Wayne Shorters and esperanza spalding's "... (Iphigenia)"
A scene from Wayne Shorter and esperanza spalding's ...(Iphigenia) | Credit: Jon Fine

Opera, by its very nature, is artifice. But ... (Iphigenia) might very well be the apotheosis of artifice. Indeed, a collaboration between 11-time Grammy-Award-winning composer/saxophonist Wayne Shorter and four-time Grammy award-winning bassist, composer and vocalist esperanza spalding, the opera is a radical re-imagining of Euripides’s classical play Iphigenia at Aulis, which was first mounted in 405 B.C. But in this staging, the titular character is multiplied six-fold, creating a fractured identity that results in different manifestations of the myth.

With set designs by Los Angeles starchitect Frank Gehry and directed by Obie-Award winner Lileana Blain-Cruz, the production, which premiered in November in Boston as part of a four-month national tour, lands at The Broad Stage Feb. 18 and 19. Featuring a spalding-led cast of 15 and a 28-member chamber orchestra conducted by Clark Rundell, the work also includes jazz stars Brian Blade, John Patitucci, and Danilo Pérez from the Wayne Shorter Quartet.

The two-hour intermissionless opera, hailed by Michael J. West in JazzTimes as “riveting, fascinating, and rich with possible meanings,” also counts contributions by Pulitzer Prize-winning composer Caroline Shaw, while spalding’s libretto features additional text provided by, among others, U.S. Poet Laureate Joy Harjo.

Blain-Cruz, who came to the project about two years ago, extolled the work’s uniqueness. “The music, in and of itself, is already amazingly dense and exciting and thrilling. What excited me about working with Wayne and esperanza [is that] they are so charged in their life as artists and in their beings as artists, that that manifests inside of the work. They are not easily definable and the work isn’t either. It defies expectations.”

Shorter’s symphonic improvisational element is also key to the opera, while its numerous unpredictable moments include an unidentified character bounding across the stage carrying an inflatable sex doll. “That was my doing,” explained Blain-Cruz, letting out a robust laugh, “but it was also part of esperanza’s libretto. There’s a playfulness and campiness inside of that and playfulness is part of the improvisational aspect. I felt I learned about improv at this moment. They’re hearing each other making melodies, and that requires a deep level of listening.

“I know intellectually what [improvisation takes] but the focus to be so present with people is deeply moving and profound for me,” she continued. “It’s hard. It’s labor. I didn’t recognize the deep humanity in that, but in some ways, it pushed a performance style, it pushed at expectations. Everybody is on the ride together and [it] requires everybody staying really alive and present to each other and to listen to each other.” 
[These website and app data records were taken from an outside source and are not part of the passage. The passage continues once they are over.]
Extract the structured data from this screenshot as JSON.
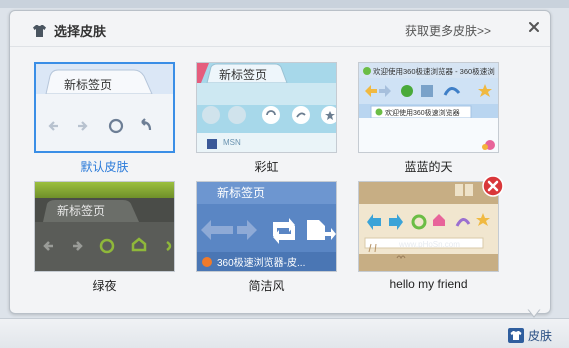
{
  "panel": {
    "title": "选择皮肤",
    "more_link": "获取更多皮肤>>",
    "close_icon": "close-icon"
  },
  "skins": [
    {
      "name": "默认皮肤",
      "selected": true,
      "preview_text": "新标签页"
    },
    {
      "name": "彩虹",
      "selected": false,
      "preview_text": "新标签页",
      "preview_text2": "MSN"
    },
    {
      "name": "蓝蓝的天",
      "selected": false,
      "preview_text": "欢迎使用360极速浏览器 - 360极速浏",
      "preview_text2": "欢迎使用360极速浏览器"
    },
    {
      "name": "绿夜",
      "selected": false,
      "preview_text": "新标签页"
    },
    {
      "name": "简洁风",
      "selected": false,
      "preview_text": "新标签页",
      "preview_text2": "360极速浏览器-皮..."
    },
    {
      "name": "hello my friend",
      "selected": false,
      "preview_text": "www.pHoSn.com"
    }
  ],
  "statusbar": {
    "skin_label": "皮肤"
  },
  "colors": {
    "accent": "#3a8ee6",
    "selected_text": "#2a7ad9"
  }
}
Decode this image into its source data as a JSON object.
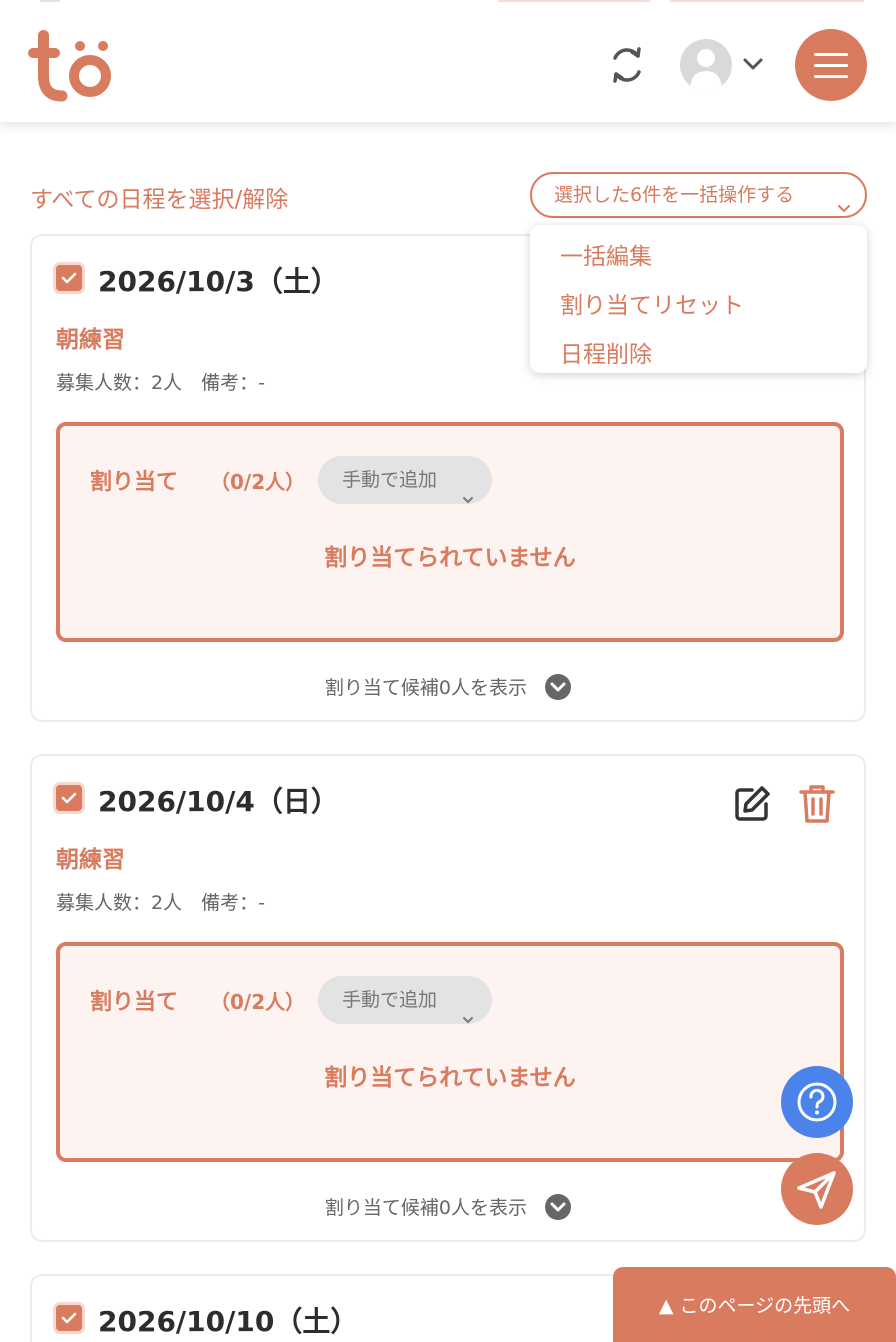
{
  "header": {
    "logo_text": "tö",
    "icons": {
      "refresh": "refresh-icon",
      "avatar": "user-avatar-icon",
      "chevron": "chevron-down-icon",
      "menu": "hamburger-menu-icon"
    }
  },
  "toolbar": {
    "select_all_label": "すべての日程を選択/解除",
    "bulk_action_label": "選択した6件を一括操作する"
  },
  "bulk_menu": {
    "items": [
      {
        "label": "一括編集"
      },
      {
        "label": "割り当てリセット"
      },
      {
        "label": "日程削除"
      }
    ]
  },
  "schedules": [
    {
      "date": "2026/10/3（土）",
      "checked": true,
      "title": "朝練習",
      "meta": "募集人数：2人　備考：-",
      "assign_label": "割り当て",
      "assign_count": "（0/2人）",
      "manual_add_label": "手動で追加",
      "empty_message": "割り当てられていません",
      "candidates_label": "割り当て候補0人を表示"
    },
    {
      "date": "2026/10/4（日）",
      "checked": true,
      "title": "朝練習",
      "meta": "募集人数：2人　備考：-",
      "assign_label": "割り当て",
      "assign_count": "（0/2人）",
      "manual_add_label": "手動で追加",
      "empty_message": "割り当てられていません",
      "candidates_label": "割り当て候補0人を表示"
    },
    {
      "date": "2026/10/10（土）",
      "checked": true
    }
  ],
  "floating": {
    "help_icon": "question-mark-icon",
    "send_icon": "paper-plane-icon",
    "page_top_label": "▲ このページの先頭へ"
  },
  "colors": {
    "accent": "#d97b5f",
    "accent_light": "#fdf3f0",
    "help_blue": "#4a84ea",
    "muted": "#e3e3e3"
  }
}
Then there’s the notion that spalding chose not to write a predefined ending. Deciding, instead, to dispense with a domineering storyteller and allow the ending to be co-created by the performers — in effect, bringing the story through their bodies in real time — is a wild concept for any work, much less an opera.  

“Esperanza kept being like, “Endings, I don’t know, I don’t know,” and I really wanted to honor that,” noted Blain-Cruz, whose upcoming projects include directing Missy Mazzoli’s new opera, The Listeners, that premieres in Norway this fall. “There is a conclusion in saying there is no defined ending,” the director added, “but it also allows for discovering what is inside the room and who are the people occupying it. On top of that, there’s Wayne saying, “I got some more music for you.” It’s both terrifying and thrilling.”

Gehry, whose mobile set design is rendered in earth tones and consists of, what The Washington Post critic Michael Andor Brodeur describes as, “a sky full of withheld wind,” joined the production because of his friendship with both Shorter and spalding. And while the trio worked out of Gehry’s Santa Monica home for some duration of the project, Blain-Cruz said she was not involved in those meetings.

“I didn’t get to hang out at his house, but we became close as we developed the world together. We started the design process before COVID and [since] this is jazz, this is Wayne Shorter, Gehry went along for the ride. These guys,” she pointed out, “are 88 [Shorter] and 93 [Gehry], so, what the fuck! If there’s any sense of inspiration, this is it and you can keep going. It’s good. It’s all good.”